WORK TASK ::
Restate the whole of the data below word for word, skipping the images.

DATA TO PROCESS ::
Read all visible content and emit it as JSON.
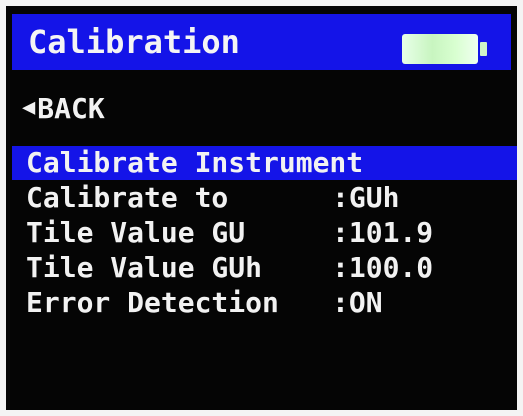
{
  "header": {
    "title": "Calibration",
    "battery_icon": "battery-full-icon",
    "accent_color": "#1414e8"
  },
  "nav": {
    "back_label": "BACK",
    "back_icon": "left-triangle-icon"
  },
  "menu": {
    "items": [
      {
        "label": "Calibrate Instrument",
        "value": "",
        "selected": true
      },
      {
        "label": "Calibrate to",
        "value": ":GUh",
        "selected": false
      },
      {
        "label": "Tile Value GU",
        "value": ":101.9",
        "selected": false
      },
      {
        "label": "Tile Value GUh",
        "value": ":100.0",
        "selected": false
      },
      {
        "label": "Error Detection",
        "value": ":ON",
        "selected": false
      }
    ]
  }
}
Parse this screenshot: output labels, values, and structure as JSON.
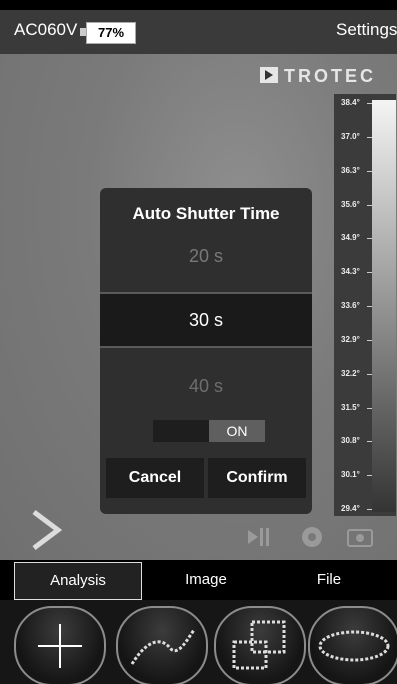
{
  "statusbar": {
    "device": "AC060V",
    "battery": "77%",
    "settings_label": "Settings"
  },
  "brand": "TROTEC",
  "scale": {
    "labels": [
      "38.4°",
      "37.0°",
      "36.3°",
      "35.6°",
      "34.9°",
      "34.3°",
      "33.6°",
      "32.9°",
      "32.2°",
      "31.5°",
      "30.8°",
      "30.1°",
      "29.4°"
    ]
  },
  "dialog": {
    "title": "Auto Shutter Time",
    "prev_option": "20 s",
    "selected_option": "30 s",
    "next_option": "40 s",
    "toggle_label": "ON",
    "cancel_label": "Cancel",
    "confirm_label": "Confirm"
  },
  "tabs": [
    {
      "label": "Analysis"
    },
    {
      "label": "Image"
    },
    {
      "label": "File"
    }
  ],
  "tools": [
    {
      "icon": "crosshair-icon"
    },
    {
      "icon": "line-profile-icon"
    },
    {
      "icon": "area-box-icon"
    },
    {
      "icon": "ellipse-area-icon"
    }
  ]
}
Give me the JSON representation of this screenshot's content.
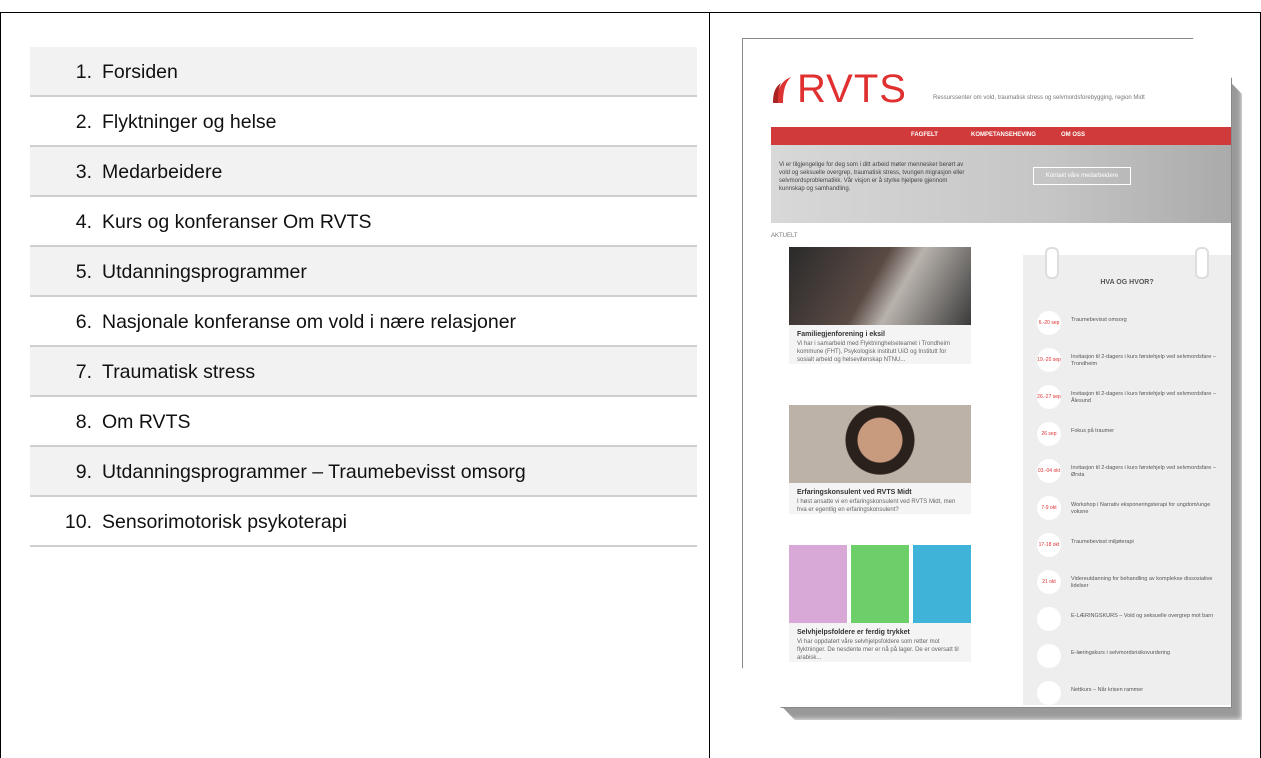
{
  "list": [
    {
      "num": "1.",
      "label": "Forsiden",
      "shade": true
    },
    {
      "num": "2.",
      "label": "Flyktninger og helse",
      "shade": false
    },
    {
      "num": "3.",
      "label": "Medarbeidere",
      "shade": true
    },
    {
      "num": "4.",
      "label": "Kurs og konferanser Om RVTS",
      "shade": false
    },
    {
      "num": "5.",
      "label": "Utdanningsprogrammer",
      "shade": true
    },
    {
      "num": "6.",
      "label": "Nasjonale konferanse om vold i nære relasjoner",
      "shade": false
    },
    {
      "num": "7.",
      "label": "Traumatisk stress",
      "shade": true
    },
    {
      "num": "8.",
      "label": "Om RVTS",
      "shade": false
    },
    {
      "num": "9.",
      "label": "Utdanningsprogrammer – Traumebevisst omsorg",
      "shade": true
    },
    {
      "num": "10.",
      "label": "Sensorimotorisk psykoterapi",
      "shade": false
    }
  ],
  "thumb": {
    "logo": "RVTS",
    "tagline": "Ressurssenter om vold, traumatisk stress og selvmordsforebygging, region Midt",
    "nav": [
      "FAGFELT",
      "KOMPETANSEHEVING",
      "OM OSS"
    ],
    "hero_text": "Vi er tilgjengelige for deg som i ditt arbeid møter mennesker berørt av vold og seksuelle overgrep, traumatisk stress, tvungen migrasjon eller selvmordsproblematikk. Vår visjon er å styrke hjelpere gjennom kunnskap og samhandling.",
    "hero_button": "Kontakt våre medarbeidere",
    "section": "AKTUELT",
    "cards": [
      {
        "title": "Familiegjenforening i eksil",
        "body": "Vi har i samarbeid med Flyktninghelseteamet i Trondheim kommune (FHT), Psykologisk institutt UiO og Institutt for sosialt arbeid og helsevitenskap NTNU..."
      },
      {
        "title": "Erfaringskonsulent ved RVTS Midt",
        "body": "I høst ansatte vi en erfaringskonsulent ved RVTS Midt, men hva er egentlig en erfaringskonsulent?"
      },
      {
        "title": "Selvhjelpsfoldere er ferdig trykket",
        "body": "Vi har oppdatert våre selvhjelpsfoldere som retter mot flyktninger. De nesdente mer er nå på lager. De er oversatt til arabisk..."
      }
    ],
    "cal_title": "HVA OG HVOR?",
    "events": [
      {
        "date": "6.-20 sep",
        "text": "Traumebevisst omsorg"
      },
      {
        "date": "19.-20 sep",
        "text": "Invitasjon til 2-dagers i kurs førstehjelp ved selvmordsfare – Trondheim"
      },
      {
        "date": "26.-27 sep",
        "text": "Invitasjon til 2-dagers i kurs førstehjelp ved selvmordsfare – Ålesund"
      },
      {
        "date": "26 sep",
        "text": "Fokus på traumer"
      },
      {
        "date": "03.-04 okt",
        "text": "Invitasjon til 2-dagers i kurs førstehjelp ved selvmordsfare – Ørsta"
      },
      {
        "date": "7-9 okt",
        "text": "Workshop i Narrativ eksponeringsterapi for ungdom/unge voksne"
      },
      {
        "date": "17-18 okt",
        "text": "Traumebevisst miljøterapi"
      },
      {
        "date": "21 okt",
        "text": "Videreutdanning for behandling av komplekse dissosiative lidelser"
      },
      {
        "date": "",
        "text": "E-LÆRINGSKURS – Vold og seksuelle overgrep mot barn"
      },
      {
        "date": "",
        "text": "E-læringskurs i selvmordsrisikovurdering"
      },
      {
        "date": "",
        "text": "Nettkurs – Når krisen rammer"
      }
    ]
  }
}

RESPONSE TO THIS TASK ::
Read all visible content and emit it as JSON.
{
  "header": {
    "title": "Calibration",
    "battery_icon": "battery-full-icon",
    "accent_color": "#1414e8"
  },
  "nav": {
    "back_label": "BACK",
    "back_icon": "left-triangle-icon"
  },
  "menu": {
    "items": [
      {
        "label": "Calibrate Instrument",
        "value": "",
        "selected": true
      },
      {
        "label": "Calibrate to",
        "value": ":GUh",
        "selected": false
      },
      {
        "label": "Tile Value GU",
        "value": ":101.9",
        "selected": false
      },
      {
        "label": "Tile Value GUh",
        "value": ":100.0",
        "selected": false
      },
      {
        "label": "Error Detection",
        "value": ":ON",
        "selected": false
      }
    ]
  }
}
Parse this screenshot: output labels, values, and structure as JSON.
{
  "statusbar": {
    "device": "AC060V",
    "battery": "77%",
    "settings_label": "Settings"
  },
  "brand": "TROTEC",
  "scale": {
    "labels": [
      "38.4°",
      "37.0°",
      "36.3°",
      "35.6°",
      "34.9°",
      "34.3°",
      "33.6°",
      "32.9°",
      "32.2°",
      "31.5°",
      "30.8°",
      "30.1°",
      "29.4°"
    ]
  },
  "dialog": {
    "title": "Auto Shutter Time",
    "prev_option": "20 s",
    "selected_option": "30 s",
    "next_option": "40 s",
    "toggle_label": "ON",
    "cancel_label": "Cancel",
    "confirm_label": "Confirm"
  },
  "tabs": [
    {
      "label": "Analysis"
    },
    {
      "label": "Image"
    },
    {
      "label": "File"
    }
  ],
  "tools": [
    {
      "icon": "crosshair-icon"
    },
    {
      "icon": "line-profile-icon"
    },
    {
      "icon": "area-box-icon"
    },
    {
      "icon": "ellipse-area-icon"
    }
  ]
}
Give me the JSON representation of this screenshot's content.
{
  "list": [
    {
      "num": "1.",
      "label": "Forsiden",
      "shade": true
    },
    {
      "num": "2.",
      "label": "Flyktninger og helse",
      "shade": false
    },
    {
      "num": "3.",
      "label": "Medarbeidere",
      "shade": true
    },
    {
      "num": "4.",
      "label": "Kurs og konferanser Om RVTS",
      "shade": false
    },
    {
      "num": "5.",
      "label": "Utdanningsprogrammer",
      "shade": true
    },
    {
      "num": "6.",
      "label": "Nasjonale konferanse om vold i nære relasjoner",
      "shade": false
    },
    {
      "num": "7.",
      "label": "Traumatisk stress",
      "shade": true
    },
    {
      "num": "8.",
      "label": "Om RVTS",
      "shade": false
    },
    {
      "num": "9.",
      "label": "Utdanningsprogrammer – Traumebevisst omsorg",
      "shade": true
    },
    {
      "num": "10.",
      "label": "Sensorimotorisk psykoterapi",
      "shade": false
    }
  ],
  "thumb": {
    "logo": "RVTS",
    "tagline": "Ressurssenter om vold, traumatisk stress og selvmordsforebygging, region Midt",
    "nav": [
      "FAGFELT",
      "KOMPETANSEHEVING",
      "OM OSS"
    ],
    "hero_text": "Vi er tilgjengelige for deg som i ditt arbeid møter mennesker berørt av vold og seksuelle overgrep, traumatisk stress, tvungen migrasjon eller selvmordsproblematikk. Vår visjon er å styrke hjelpere gjennom kunnskap og samhandling.",
    "hero_button": "Kontakt våre medarbeidere",
    "section": "AKTUELT",
    "cards": [
      {
        "title": "Familiegjenforening i eksil",
        "body": "Vi har i samarbeid med Flyktninghelseteamet i Trondheim kommune (FHT), Psykologisk institutt UiO og Institutt for sosialt arbeid og helsevitenskap NTNU..."
      },
      {
        "title": "Erfaringskonsulent ved RVTS Midt",
        "body": "I høst ansatte vi en erfaringskonsulent ved RVTS Midt, men hva er egentlig en erfaringskonsulent?"
      },
      {
        "title": "Selvhjelpsfoldere er ferdig trykket",
        "body": "Vi har oppdatert våre selvhjelpsfoldere som retter mot flyktninger. De nesdente mer er nå på lager. De er oversatt til arabisk..."
      }
    ],
    "cal_title": "HVA OG HVOR?",
    "events": [
      {
        "date": "6.-20 sep",
        "text": "Traumebevisst omsorg"
      },
      {
        "date": "19.-20 sep",
        "text": "Invitasjon til 2-dagers i kurs førstehjelp ved selvmordsfare – Trondheim"
      },
      {
        "date": "26.-27 sep",
        "text": "Invitasjon til 2-dagers i kurs førstehjelp ved selvmordsfare – Ålesund"
      },
      {
        "date": "26 sep",
        "text": "Fokus på traumer"
      },
      {
        "date": "03.-04 okt",
        "text": "Invitasjon til 2-dagers i kurs førstehjelp ved selvmordsfare – Ørsta"
      },
      {
        "date": "7-9 okt",
        "text": "Workshop i Narrativ eksponeringsterapi for ungdom/unge voksne"
      },
      {
        "date": "17-18 okt",
        "text": "Traumebevisst miljøterapi"
      },
      {
        "date": "21 okt",
        "text": "Videreutdanning for behandling av komplekse dissosiative lidelser"
      },
      {
        "date": "",
        "text": "E-LÆRINGSKURS – Vold og seksuelle overgrep mot barn"
      },
      {
        "date": "",
        "text": "E-læringskurs i selvmordsrisikovurdering"
      },
      {
        "date": "",
        "text": "Nettkurs – Når krisen rammer"
      }
    ]
  }
}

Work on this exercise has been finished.